No criminal charges will be filed against San Francisco officers in a fatal police shooting that led to the abrupt resignation last year of police Chief Greg Suhr, the District Attorney's Office announced Wednesday.
Jessica Williams, 29, was killed around 9:40 a.m. on May 19, 2016, on Helena Street by a single shot from Sgt. Justin Erb after she allegedly drove toward him in car that had been reported stolen.
Erb, Officer Eric Eastlund and one civilian were the only witnesses to the shooting, which occurred after officers conducting a stolen vehicle recovery operation spotted a Honda Accord listed as stolen, according to the report released Wednesday by the DA's office.
When they knocked on the window, Williams allegedly started the car and drove away but crashed into a parked utility truck around 75 feet away. She then attempted to get away, first by reversing the vehicle back toward Eastlund and then forward directly toward Erb, according to the report.
The shooting came at a time of rising protests over police shootings, including the death of Mario Woods in the Bayview District in December 2015 and that of Luis Gongora in April 2016.
Suhr, who activists and even some elected officials had targeted with calls for resignation, pushed ahead with police reform efforts for several months but ultimately resigned just hours after Williams' death.
Under state self-defense law, Erb had no legal duty to retreat, so the question of whether he could have ducked out of the Accord's path does not factor into the decision on whether to file charges, the report notes. In addition, all three witness statements are largely in agreement about what happened.
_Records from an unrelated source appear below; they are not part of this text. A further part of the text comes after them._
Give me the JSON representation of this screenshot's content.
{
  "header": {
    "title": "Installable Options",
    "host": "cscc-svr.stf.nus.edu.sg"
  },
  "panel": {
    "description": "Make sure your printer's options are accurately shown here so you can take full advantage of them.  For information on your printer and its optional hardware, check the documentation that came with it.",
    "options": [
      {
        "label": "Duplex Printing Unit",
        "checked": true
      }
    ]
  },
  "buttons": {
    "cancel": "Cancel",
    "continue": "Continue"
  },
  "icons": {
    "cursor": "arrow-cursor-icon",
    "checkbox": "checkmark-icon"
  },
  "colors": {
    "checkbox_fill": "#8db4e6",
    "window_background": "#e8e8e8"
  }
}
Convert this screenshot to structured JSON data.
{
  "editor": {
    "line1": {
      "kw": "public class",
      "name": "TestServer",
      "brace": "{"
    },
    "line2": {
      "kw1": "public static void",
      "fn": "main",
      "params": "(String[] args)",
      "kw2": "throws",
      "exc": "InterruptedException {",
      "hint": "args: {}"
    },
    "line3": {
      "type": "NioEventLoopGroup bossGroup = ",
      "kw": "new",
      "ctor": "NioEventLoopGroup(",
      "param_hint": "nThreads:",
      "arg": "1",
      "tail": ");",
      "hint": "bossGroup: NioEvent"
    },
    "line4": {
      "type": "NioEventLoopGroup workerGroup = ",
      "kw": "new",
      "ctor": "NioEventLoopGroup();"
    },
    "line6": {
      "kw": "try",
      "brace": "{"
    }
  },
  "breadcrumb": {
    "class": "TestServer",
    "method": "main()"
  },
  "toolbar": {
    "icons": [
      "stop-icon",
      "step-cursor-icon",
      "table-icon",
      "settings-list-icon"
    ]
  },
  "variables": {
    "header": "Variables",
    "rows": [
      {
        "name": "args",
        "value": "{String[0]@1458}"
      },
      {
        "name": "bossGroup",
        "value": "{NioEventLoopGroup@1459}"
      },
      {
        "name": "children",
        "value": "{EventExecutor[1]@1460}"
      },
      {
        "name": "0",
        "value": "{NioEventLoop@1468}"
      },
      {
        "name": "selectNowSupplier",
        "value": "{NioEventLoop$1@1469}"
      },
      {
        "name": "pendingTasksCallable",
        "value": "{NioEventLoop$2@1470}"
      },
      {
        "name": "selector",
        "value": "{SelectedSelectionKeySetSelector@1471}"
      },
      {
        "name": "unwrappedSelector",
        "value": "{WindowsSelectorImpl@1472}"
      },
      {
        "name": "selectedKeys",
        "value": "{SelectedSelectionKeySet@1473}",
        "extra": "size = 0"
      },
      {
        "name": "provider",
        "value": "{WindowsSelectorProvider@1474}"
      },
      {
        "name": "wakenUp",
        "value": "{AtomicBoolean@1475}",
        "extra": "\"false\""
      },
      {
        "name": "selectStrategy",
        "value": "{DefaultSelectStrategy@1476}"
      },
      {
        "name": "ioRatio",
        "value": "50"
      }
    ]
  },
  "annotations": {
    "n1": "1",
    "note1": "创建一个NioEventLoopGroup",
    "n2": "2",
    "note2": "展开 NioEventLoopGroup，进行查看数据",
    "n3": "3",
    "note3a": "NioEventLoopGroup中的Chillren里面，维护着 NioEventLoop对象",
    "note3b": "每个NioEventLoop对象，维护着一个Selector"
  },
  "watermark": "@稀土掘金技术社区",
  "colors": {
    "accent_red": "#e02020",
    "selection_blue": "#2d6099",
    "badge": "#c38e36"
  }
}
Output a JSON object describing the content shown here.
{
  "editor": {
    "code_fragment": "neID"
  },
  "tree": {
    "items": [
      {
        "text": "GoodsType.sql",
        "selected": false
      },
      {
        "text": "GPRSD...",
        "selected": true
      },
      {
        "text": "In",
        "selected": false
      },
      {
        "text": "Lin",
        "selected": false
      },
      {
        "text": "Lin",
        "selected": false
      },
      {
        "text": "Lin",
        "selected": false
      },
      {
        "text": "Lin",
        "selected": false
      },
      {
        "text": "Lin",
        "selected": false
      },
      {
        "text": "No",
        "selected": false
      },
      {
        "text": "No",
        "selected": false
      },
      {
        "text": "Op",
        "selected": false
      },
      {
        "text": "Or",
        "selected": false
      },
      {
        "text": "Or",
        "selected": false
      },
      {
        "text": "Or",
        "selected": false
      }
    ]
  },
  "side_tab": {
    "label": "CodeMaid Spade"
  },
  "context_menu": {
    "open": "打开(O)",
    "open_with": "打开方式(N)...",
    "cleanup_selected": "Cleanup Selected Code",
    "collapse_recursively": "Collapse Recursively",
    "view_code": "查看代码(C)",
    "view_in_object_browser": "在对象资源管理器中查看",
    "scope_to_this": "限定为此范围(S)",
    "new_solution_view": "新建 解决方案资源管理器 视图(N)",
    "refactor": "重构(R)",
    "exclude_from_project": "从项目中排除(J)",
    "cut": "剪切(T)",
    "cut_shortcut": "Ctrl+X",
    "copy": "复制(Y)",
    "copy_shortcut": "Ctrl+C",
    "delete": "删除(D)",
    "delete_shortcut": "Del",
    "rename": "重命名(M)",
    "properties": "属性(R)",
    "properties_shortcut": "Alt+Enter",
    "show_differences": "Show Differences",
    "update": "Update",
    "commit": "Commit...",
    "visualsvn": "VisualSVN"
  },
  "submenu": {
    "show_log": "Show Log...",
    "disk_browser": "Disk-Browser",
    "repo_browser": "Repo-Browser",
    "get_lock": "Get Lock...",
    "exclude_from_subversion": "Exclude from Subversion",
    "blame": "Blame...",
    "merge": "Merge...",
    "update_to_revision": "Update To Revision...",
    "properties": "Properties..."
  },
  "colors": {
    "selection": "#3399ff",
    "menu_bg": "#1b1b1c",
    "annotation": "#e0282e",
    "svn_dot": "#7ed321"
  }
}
"All of the available evidence suggests Sgt. Erb faced a volatile and unpredictable situation looking uphill at an approaching car when he fired his gun at Williams," the DA's office said in a statement. "Here, when the relevant legal and prosecutorial ethical standards are applied, the available evidence does not support the conclusion that Sgt. Erb's use of deadly force was objectively unreasonable."
The DA's office Wednesday also released reports in two nonfatal officer-involved shootings and one in-custody death, finding that no criminal charges were warranted in any of those cases.
The cases cleared included the Nov. 6, 2014, shooting of Jason Seymour by Officer Eduard Ochoa. Seymour, who survived the shooting, pleaded guilty to a felony charge of brandishing a firearm at a police officer in the incident.
They also include an Oct. 24, 2015, incident in which officers fired at Randal Maykopet during a pursuit after he allegedly stole a police vehicle, struck several vehicles on city streets and then drove to Treasure
Island. Officers there fired at Maykopet as he maneuvered around a roadblock by driving on the sidewalk, but did not hit him.
The DA's office also found that the June 10, 2016, death of Raymond Fields while he was in the custody of the San Francisco Sheriff's Department was due to natural causes.
The DA's office investigations are focused solely on a question of whether criminal charges are warranted and would stand up in court, and do not consider questions of whether officers complied with department policies and procedures or whether they might face civil liability.